The instinct to survive is hardwired into all of us. But with intelligence comes the ability to overcome instinct.
While not many of us would ever contemplate the possibility of ending our own lives, there are certain circumstances that might make death seem more desirable than continuing on.
One of these situations includes suffering from a terminal disease, especially one that involves continuous pain, discomfort or disability.
But according to Cardiff University, United Kingdom, professor of palliative medicine Baroness Dr Ilora Finlay, pain is often not the main motivating emotion behind a patient's desire to die; it is fear.
"Fear of the future, fear of what lies ahead - often based on bad experiences of what they have witnessed of death.
"Fear of being a burden - not wanting their family to remember them badly, and having to be dependent on others," she explained.
Those talking about assisted suicide - also called physician aid in dying - are often searching for a sort of insurance policy, a way out in case things get too bad, she said.
The request also often arises due to a lack of confidence in the healthcare system, where patients do not fully believe in the ability of healthcare professionals to see them through the course of their disease.
People think that having the option to end their own lives will give a feeling of some control over a situation that is often filled with uncertainty and helplessness.
Prof Finlay also noted that those who consider euthanasia tend to be better educated, high achievers, financially sound and not of an ethnic minority that is less emotionally bonded within a country. "I think it is the emotional vulnerability of the high achiever," she said.
Influencing the decision
Euthanasia is illegal in most parts of the world, including Malaysia and the UK, but some countries, such as the Netherlands and Belgium, allow doctors to inject lethal drugs under certain conditions.
Four American states allow physician-assisted suicide where the patient must drink the lethal drugs themselves.
Said Prof Finlay, who was the first palliative care consultant in Wales: "Making a decision to end your life is the biggest decision you can make. The risk of error is huge and the act is irreversible."
She added that the three elements crucial in making such a decision - both legally and personally - are accurate information, mental capacity and self-determination.
She noted: "It's very easy to be pressured into things. There is a pressure from society - it says, you are a burden, a pressure on resources. We live in a world that glamorises the young and fit."
Sometimes, the pressure can come from family members, who may not always be as loving and altruistic as expected.
Shared Prof Finlay: "I've been taken in by families that appear perfectly loving, only to find out later that there was money involved."
The attitude of healthcare professionals too, can exert undue influence on a patient's decision, conveying hopelessness rather than compassionate care.

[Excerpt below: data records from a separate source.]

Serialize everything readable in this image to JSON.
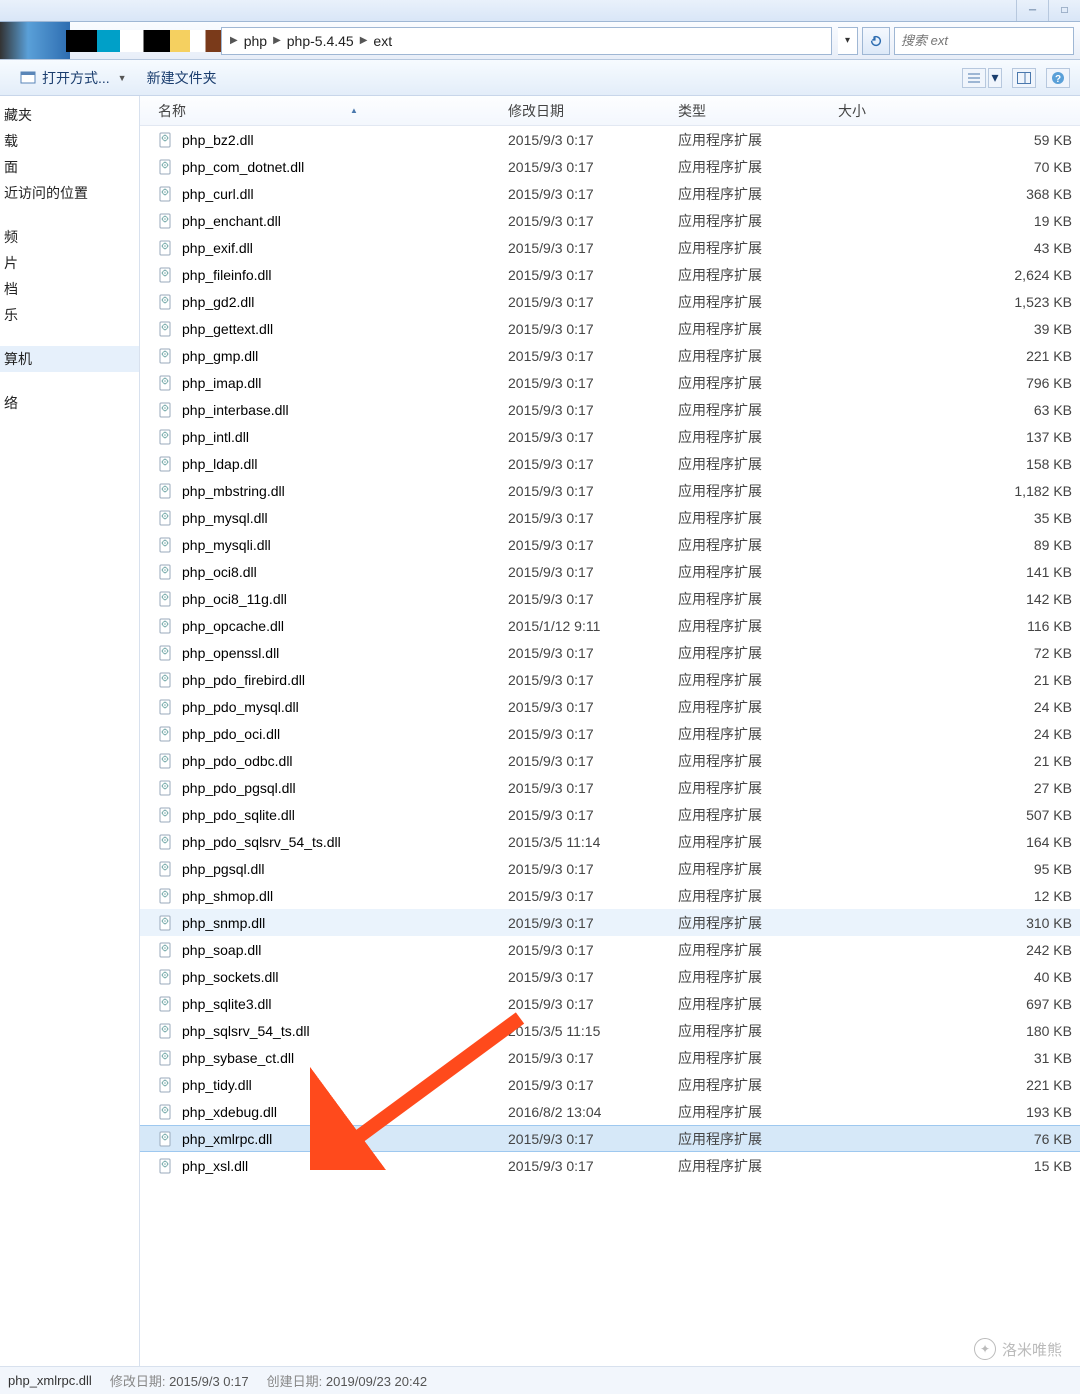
{
  "breadcrumb": {
    "seg1": "php",
    "seg2": "php-5.4.45",
    "seg3": "ext"
  },
  "search": {
    "placeholder": "搜索 ext"
  },
  "toolbar": {
    "open_with": "打开方式...",
    "new_folder": "新建文件夹"
  },
  "sidebar": {
    "items": [
      "藏夹",
      "载",
      "面",
      "近访问的位置",
      "",
      "频",
      "片",
      "档",
      "乐",
      "",
      "算机",
      "",
      "络"
    ],
    "selected_index": 10
  },
  "columns": {
    "name": "名称",
    "date": "修改日期",
    "type": "类型",
    "size": "大小"
  },
  "type_label": "应用程序扩展",
  "files": [
    {
      "n": "php_bz2.dll",
      "d": "2015/9/3 0:17",
      "s": "59 KB"
    },
    {
      "n": "php_com_dotnet.dll",
      "d": "2015/9/3 0:17",
      "s": "70 KB"
    },
    {
      "n": "php_curl.dll",
      "d": "2015/9/3 0:17",
      "s": "368 KB"
    },
    {
      "n": "php_enchant.dll",
      "d": "2015/9/3 0:17",
      "s": "19 KB"
    },
    {
      "n": "php_exif.dll",
      "d": "2015/9/3 0:17",
      "s": "43 KB"
    },
    {
      "n": "php_fileinfo.dll",
      "d": "2015/9/3 0:17",
      "s": "2,624 KB"
    },
    {
      "n": "php_gd2.dll",
      "d": "2015/9/3 0:17",
      "s": "1,523 KB"
    },
    {
      "n": "php_gettext.dll",
      "d": "2015/9/3 0:17",
      "s": "39 KB"
    },
    {
      "n": "php_gmp.dll",
      "d": "2015/9/3 0:17",
      "s": "221 KB"
    },
    {
      "n": "php_imap.dll",
      "d": "2015/9/3 0:17",
      "s": "796 KB"
    },
    {
      "n": "php_interbase.dll",
      "d": "2015/9/3 0:17",
      "s": "63 KB"
    },
    {
      "n": "php_intl.dll",
      "d": "2015/9/3 0:17",
      "s": "137 KB"
    },
    {
      "n": "php_ldap.dll",
      "d": "2015/9/3 0:17",
      "s": "158 KB"
    },
    {
      "n": "php_mbstring.dll",
      "d": "2015/9/3 0:17",
      "s": "1,182 KB"
    },
    {
      "n": "php_mysql.dll",
      "d": "2015/9/3 0:17",
      "s": "35 KB"
    },
    {
      "n": "php_mysqli.dll",
      "d": "2015/9/3 0:17",
      "s": "89 KB"
    },
    {
      "n": "php_oci8.dll",
      "d": "2015/9/3 0:17",
      "s": "141 KB"
    },
    {
      "n": "php_oci8_11g.dll",
      "d": "2015/9/3 0:17",
      "s": "142 KB"
    },
    {
      "n": "php_opcache.dll",
      "d": "2015/1/12 9:11",
      "s": "116 KB"
    },
    {
      "n": "php_openssl.dll",
      "d": "2015/9/3 0:17",
      "s": "72 KB"
    },
    {
      "n": "php_pdo_firebird.dll",
      "d": "2015/9/3 0:17",
      "s": "21 KB"
    },
    {
      "n": "php_pdo_mysql.dll",
      "d": "2015/9/3 0:17",
      "s": "24 KB"
    },
    {
      "n": "php_pdo_oci.dll",
      "d": "2015/9/3 0:17",
      "s": "24 KB"
    },
    {
      "n": "php_pdo_odbc.dll",
      "d": "2015/9/3 0:17",
      "s": "21 KB"
    },
    {
      "n": "php_pdo_pgsql.dll",
      "d": "2015/9/3 0:17",
      "s": "27 KB"
    },
    {
      "n": "php_pdo_sqlite.dll",
      "d": "2015/9/3 0:17",
      "s": "507 KB"
    },
    {
      "n": "php_pdo_sqlsrv_54_ts.dll",
      "d": "2015/3/5 11:14",
      "s": "164 KB"
    },
    {
      "n": "php_pgsql.dll",
      "d": "2015/9/3 0:17",
      "s": "95 KB"
    },
    {
      "n": "php_shmop.dll",
      "d": "2015/9/3 0:17",
      "s": "12 KB"
    },
    {
      "n": "php_snmp.dll",
      "d": "2015/9/3 0:17",
      "s": "310 KB"
    },
    {
      "n": "php_soap.dll",
      "d": "2015/9/3 0:17",
      "s": "242 KB"
    },
    {
      "n": "php_sockets.dll",
      "d": "2015/9/3 0:17",
      "s": "40 KB"
    },
    {
      "n": "php_sqlite3.dll",
      "d": "2015/9/3 0:17",
      "s": "697 KB"
    },
    {
      "n": "php_sqlsrv_54_ts.dll",
      "d": "2015/3/5 11:15",
      "s": "180 KB"
    },
    {
      "n": "php_sybase_ct.dll",
      "d": "2015/9/3 0:17",
      "s": "31 KB"
    },
    {
      "n": "php_tidy.dll",
      "d": "2015/9/3 0:17",
      "s": "221 KB"
    },
    {
      "n": "php_xdebug.dll",
      "d": "2016/8/2 13:04",
      "s": "193 KB"
    },
    {
      "n": "php_xmlrpc.dll",
      "d": "2015/9/3 0:17",
      "s": "76 KB"
    },
    {
      "n": "php_xsl.dll",
      "d": "2015/9/3 0:17",
      "s": "15 KB"
    }
  ],
  "hover_index": 29,
  "selected_index": 37,
  "status": {
    "filename": "php_xmlrpc.dll",
    "mod_label": "修改日期:",
    "mod_value": "2015/9/3 0:17",
    "create_label": "创建日期:",
    "create_value": "2019/09/23 20:42"
  },
  "watermark": "洛米唯熊"
}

Addressing the doctors and nurses in the audience of her talk on "End of Life Care - Relieving Suffering and Assisting Death" at Hospis Malaysia, Kuala Lumpur, earlier this year, Prof Finlay said: "I'm sure you've had experiences where you could persuade a patient in or out of treatment."
She added: "People trust us. We've got huge power over them. And we might have a bad day, and this influences the patient."
In Wales, where Prof Finlay chairs the government's Palliative Care Strategy Implementation Board, data on patients who were deemed to be on their last 48 hours of life has been collected for the past 12 years.
With over 26,000 cases to date, Prof Finlay stressed the margin of error in predicting when someone will die.
She noted that 3 per cent of those thought to be in their final 48 hours actually improve sometimes living for almost three months. And amongst those given a prognosis of weeks or months, some live well for many years.
The point, she makes, is that medicine is, in the end, still a probabilities game, and patients need to remember that while making their final decision on whether or not to check out of life.
In addition, she pointed out: "One-third of patients with neurological disease actually have decreased mental capacity, but they don't appear so until tested."
Dying of their disease
So, what can doctors do when a patient says they want to die?
Regardless of whether or not euthanasia is an option, Prof Finlay pointed out that doctors must listen to why a patient wants to die.
"You can ask, what is making today terrible? What can we do to improve today?
"And in all my years of working, it is always never more drugs. It is usually something else you can do."
She shared the story of a terminal patient on a ventilator who wanted to die, but whose root problem turned out to be her distress at feeling so unfeminine.
Once the nurses helped her freshen up, put on make-up and do up her hair, she was positive, saying, "I feel like a woman again."
"The subliminal message is that 'you are worth us working hard to improve things'," said Prof Finlay.
She also addressed the question of whether or not a doctor is killing a patient by stopping treatment.
"If the treatment is helping and achieving therapy goals, then carry on with it.
"But if it isn't, stop it. It's a waste of resources, and a burden on the patient and everyone around."
Sometimes, the patient will actually feel better after treatment is stopped, as the side effects are killing them faster than the disease. As Prof Finlay observed: "A diet of useless tablets is not good."
She said: "Of course, we should agonise over this decision. But if nothing is working and the best thing to do is to stop treatment, then it is really important to be clear, patients die of their disease.
"When you stop treatment, you are not killing them, they are dying of their disease - and they still need excellent care."